cut to the bone

(redirected from cutting one to the bone)

cut to the bone

1. To cut or slice someone or something so deep that it reaches the bone beneath the flesh. A noun or pronoun can be used between "cut" and "to." It looks like the sawblade cut to the bone. We'd better get him to an emergency room as fast as possible, or he could lose his arm! Mom asked me to cut the meat to the bone.
2. To reduce or decrease something significantly. A noun or pronoun can be used between "cut" and "to." The arts program at my alma mater has been cut to the bone. Our department needs to cut our spending to the bone this quarter.
3. To wound someone emotionally. A noun or pronoun can be used between "cut" and "to." My mother-in-law's insulting comments really cut me to the bone—I'm still pretty upset. He can cut to the bone sometimes with his criticism, but it's always done with the intent of bettering your work.
See also: bone, cut
Farlex Dictionary of Idioms. © 2015 Farlex, Inc, all rights reserved.

cut something to the bone

 
1. Lit. to slice deep to a bone. The knife cut John to the bone. He had to be sewed up. Cut each slice of ham to the bone. Then each slice will be as big as possible.
2. Fig. to cut down severely (on something). (To the bone emphasizes the severity of the cutting.) We cut our expenses to the bone and are still losing money. Congress had to cut expenditures to the bone in order to balance the budget.
See also: bone, cut
McGraw-Hill Dictionary of American Idioms and Phrasal Verbs. © 2002 by The McGraw-Hill Companies, Inc.

cut to the bone

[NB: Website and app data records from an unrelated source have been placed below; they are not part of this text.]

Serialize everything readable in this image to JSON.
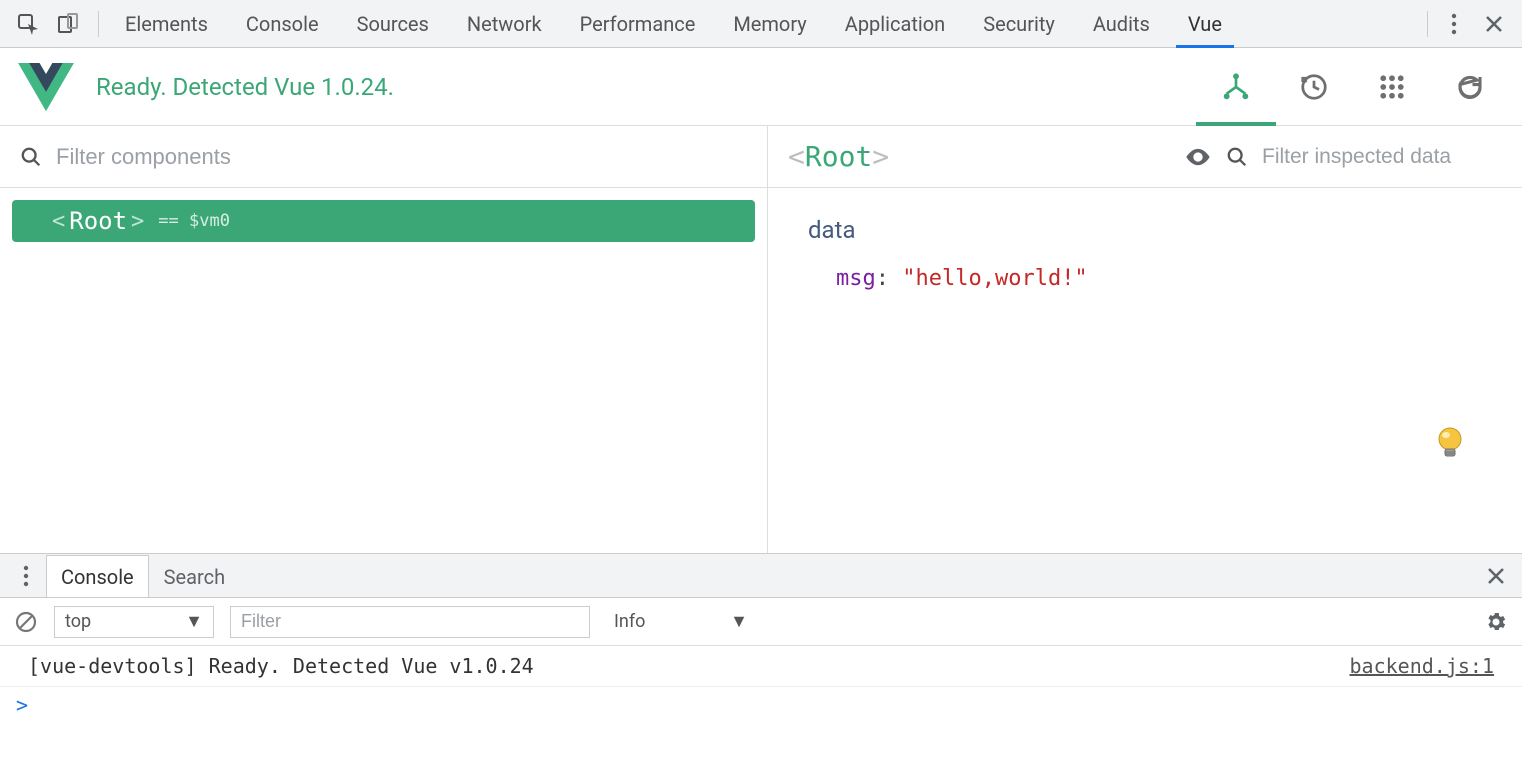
{
  "devtools_tabs": {
    "elements": "Elements",
    "console": "Console",
    "sources": "Sources",
    "network": "Network",
    "performance": "Performance",
    "memory": "Memory",
    "application": "Application",
    "security": "Security",
    "audits": "Audits",
    "vue": "Vue"
  },
  "vue_header": {
    "status": "Ready. Detected Vue 1.0.24."
  },
  "left_panel": {
    "filter_placeholder": "Filter components",
    "tree_root_name": "Root",
    "tree_root_var": "== $vm0"
  },
  "right_panel": {
    "selected_name": "Root",
    "filter_placeholder": "Filter inspected data",
    "section_title": "data",
    "prop_key": "msg",
    "prop_colon": ":",
    "prop_value": "\"hello,world!\""
  },
  "drawer": {
    "tab_console": "Console",
    "tab_search": "Search",
    "context": "top",
    "filter_placeholder": "Filter",
    "level": "Info",
    "log_message": "[vue-devtools] Ready. Detected Vue v1.0.24",
    "log_source": "backend.js:1",
    "prompt": ">"
  }
}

Severely reduced, as in During the Depression Grandmother's housekeeping money was cut to the bone. The phrase to the bone, literally meaning "through the flesh to the inmost part or core," dates from about 1400. This expression in effect means that everything extraneous has been cut away so that only bone remains.
See also: bone, cut
The American Heritage® Dictionary of Idioms by Christine Ammer. Copyright © 2003, 1997 by The Christine Ammer 1992 Trust. Published by Houghton Mifflin Harcourt Publishing Company. All rights reserved.

cut to the bone

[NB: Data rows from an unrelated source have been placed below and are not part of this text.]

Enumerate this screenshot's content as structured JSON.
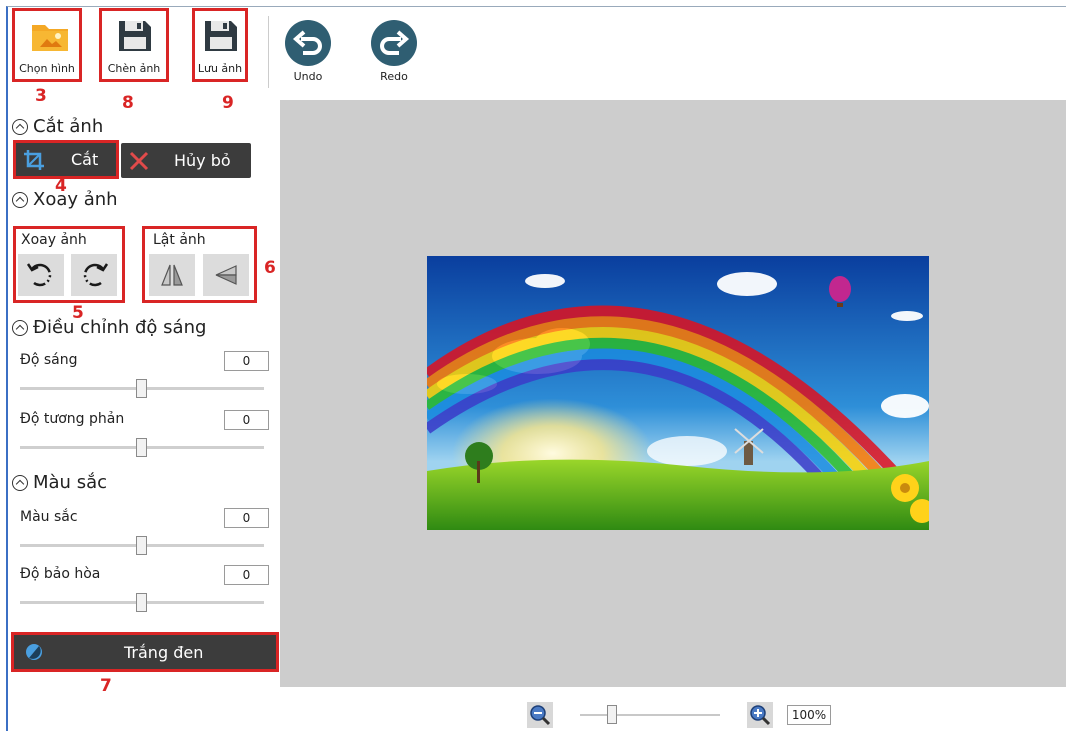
{
  "toolbar": {
    "open_label": "Chọn hình",
    "insert_label": "Chèn ảnh",
    "save_label": "Lưu ảnh",
    "undo_label": "Undo",
    "redo_label": "Redo"
  },
  "callouts": [
    "3",
    "8",
    "9",
    "4",
    "5",
    "6",
    "7"
  ],
  "crop": {
    "heading": "Cắt ảnh",
    "crop_label": "Cắt",
    "cancel_label": "Hủy bỏ"
  },
  "rotate": {
    "heading": "Xoay ảnh",
    "rotate_group": "Xoay ảnh",
    "flip_group": "Lật ảnh"
  },
  "brightness": {
    "heading": "Điều chỉnh độ sáng",
    "brightness_label": "Độ sáng",
    "brightness_value": "0",
    "contrast_label": "Độ tương phản",
    "contrast_value": "0"
  },
  "color": {
    "heading": "Màu sắc",
    "hue_label": "Màu sắc",
    "hue_value": "0",
    "saturation_label": "Độ bảo hòa",
    "saturation_value": "0"
  },
  "grayscale": {
    "label": "Trắng đen"
  },
  "zoom": {
    "value": "100%"
  },
  "colors": {
    "accent_red": "#d92525",
    "dark_button": "#3c3c3c",
    "circle_button": "#2f5e72",
    "canvas_bg": "#cdcdcd"
  }
}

COMMON If resources or costs are cut to the bone, they are reduced as much as they possibly can be. We managed to break even by cutting costs to the bone. Note: Verbs such as pare, shave, and strip are sometimes used instead of cut. The universities feel they have already been pared to the bone by government cuts. Eric had taken on the competition by shaving his running costs to the bone and offering the lowest prices possible.
See also: bone, cut
Collins COBUILD Idioms Dictionary, 3rd ed. © HarperCollins Publishers 2012

cut (or pare) something to the bone

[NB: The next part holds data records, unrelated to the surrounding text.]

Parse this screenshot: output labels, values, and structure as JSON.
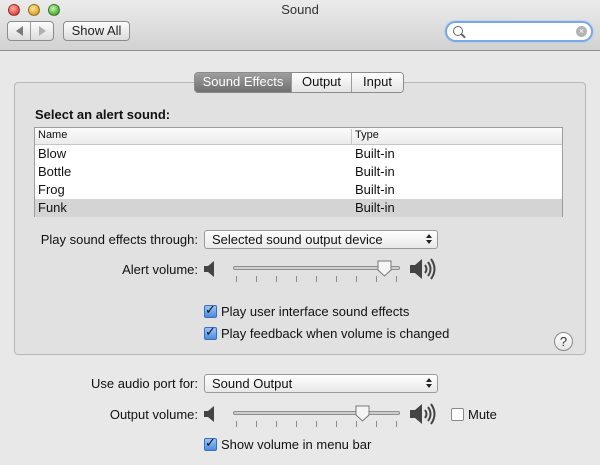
{
  "window": {
    "title": "Sound"
  },
  "toolbar": {
    "show_all_label": "Show All",
    "search_placeholder": ""
  },
  "tabs": [
    {
      "label": "Sound Effects",
      "active": true
    },
    {
      "label": "Output",
      "active": false
    },
    {
      "label": "Input",
      "active": false
    }
  ],
  "alerts": {
    "heading": "Select an alert sound:",
    "columns": [
      "Name",
      "Type"
    ],
    "rows": [
      {
        "name": "Blow",
        "type": "Built-in"
      },
      {
        "name": "Bottle",
        "type": "Built-in"
      },
      {
        "name": "Frog",
        "type": "Built-in"
      },
      {
        "name": "Funk",
        "type": "Built-in",
        "selected": true
      }
    ]
  },
  "effects": {
    "play_through_label": "Play sound effects through:",
    "play_through_value": "Selected sound output device",
    "alert_volume_label": "Alert volume:",
    "alert_volume_level": 0.95,
    "ui_sounds_label": "Play user interface sound effects",
    "ui_sounds_checked": true,
    "feedback_label": "Play feedback when volume is changed",
    "feedback_checked": true,
    "help_label": "?"
  },
  "output": {
    "audio_port_label": "Use audio port for:",
    "audio_port_value": "Sound Output",
    "output_volume_label": "Output volume:",
    "output_volume_level": 0.8,
    "mute_label": "Mute",
    "mute_checked": false,
    "show_menu_label": "Show volume in menu bar",
    "show_menu_checked": true
  },
  "colors": {
    "accent": "#4b8de0",
    "selected_row": "#d4d4d4"
  },
  "icons": [
    "back-arrow-icon",
    "forward-arrow-icon",
    "search-icon",
    "clear-icon",
    "speaker-low-icon",
    "speaker-high-icon",
    "help-icon"
  ]
}
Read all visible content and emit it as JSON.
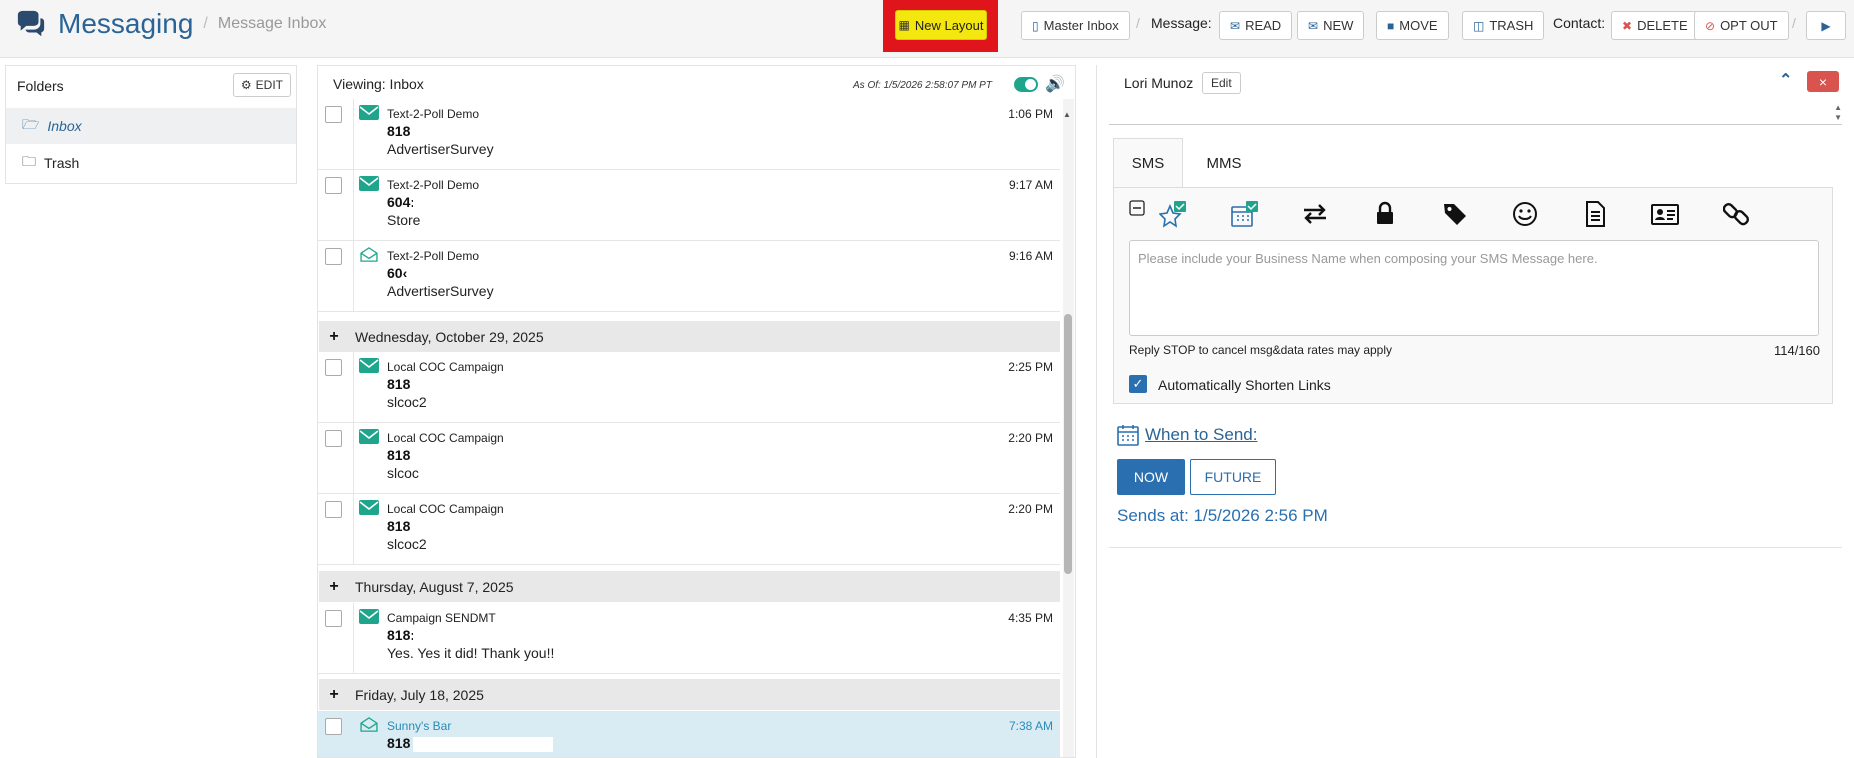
{
  "header": {
    "title": "Messaging",
    "breadcrumb_sep": "/",
    "subtitle": "Message Inbox",
    "new_layout": "New Layout",
    "master_inbox": "Master Inbox",
    "message_label": "Message:",
    "read": "READ",
    "new": "NEW",
    "move": "MOVE",
    "trash": "TRASH",
    "contact_label": "Contact:",
    "delete": "DELETE",
    "opt_out": "OPT OUT",
    "sep": "/"
  },
  "folders": {
    "title": "Folders",
    "edit": "EDIT",
    "items": [
      {
        "label": "Inbox"
      },
      {
        "label": "Trash"
      }
    ]
  },
  "list": {
    "viewing": "Viewing: Inbox",
    "as_of": "As Of: 1/5/2026 2:58:07 PM PT",
    "rows": [
      {
        "sender": "Text-2-Poll Demo",
        "phone": "818",
        "body": "AdvertiserSurvey",
        "time": "1:06 PM"
      },
      {
        "sender": "Text-2-Poll Demo",
        "phone": "604:",
        "body": "Store",
        "time": "9:17 AM"
      },
      {
        "sender": "Text-2-Poll Demo",
        "phone": "60‹",
        "body": "AdvertiserSurvey",
        "time": "9:16 AM"
      },
      {
        "sender": "Local COC Campaign",
        "phone": "818",
        "body": "slcoc2",
        "time": "2:25 PM"
      },
      {
        "sender": "Local COC Campaign",
        "phone": "818",
        "body": "slcoc",
        "time": "2:20 PM"
      },
      {
        "sender": "Local COC Campaign",
        "phone": "818",
        "body": "slcoc2",
        "time": "2:20 PM"
      },
      {
        "sender": "Campaign SENDMT",
        "phone": "818:",
        "body": "Yes. Yes it did! Thank you!!",
        "time": "4:35 PM"
      },
      {
        "sender": "Sunny's Bar",
        "phone": "818",
        "body": "",
        "time": "7:38 AM"
      }
    ],
    "days": [
      {
        "label": "Wednesday, October 29, 2025"
      },
      {
        "label": "Thursday, August 7, 2025"
      },
      {
        "label": "Friday, July 18, 2025"
      }
    ]
  },
  "contact": {
    "name": "Lori Munoz",
    "edit": "Edit",
    "close": "×"
  },
  "composer": {
    "tab_sms": "SMS",
    "tab_mms": "MMS",
    "placeholder": "Please include your Business Name when composing your SMS Message here.",
    "reply_stop": "Reply STOP to cancel msg&data rates may apply",
    "counter": "114/160",
    "auto_shorten": "Automatically Shorten Links",
    "auto_shorten_checked": true,
    "toolbar_icons": [
      "collapse-icon",
      "star-check-icon",
      "calendar-check-icon",
      "swap-icon",
      "lock-icon",
      "tag-icon",
      "smiley-icon",
      "document-icon",
      "contact-card-icon",
      "link-icon"
    ]
  },
  "schedule": {
    "when_to_send": "When to Send:",
    "now": "NOW",
    "future": "FUTURE",
    "sends_at": "Sends at: 1/5/2026 2:56 PM"
  },
  "colors": {
    "brand": "#2a6496",
    "accent": "#2a6fb0",
    "teal": "#1fa58c",
    "highlight_red": "#e0141b",
    "highlight_yellow": "#f4e60f",
    "danger": "#d9534f",
    "selected_row": "#d9ecf3"
  }
}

reduce something to the bare minimum.
See also: bone, cut, something
Farlex Partner Idioms Dictionary © Farlex 2017
See also: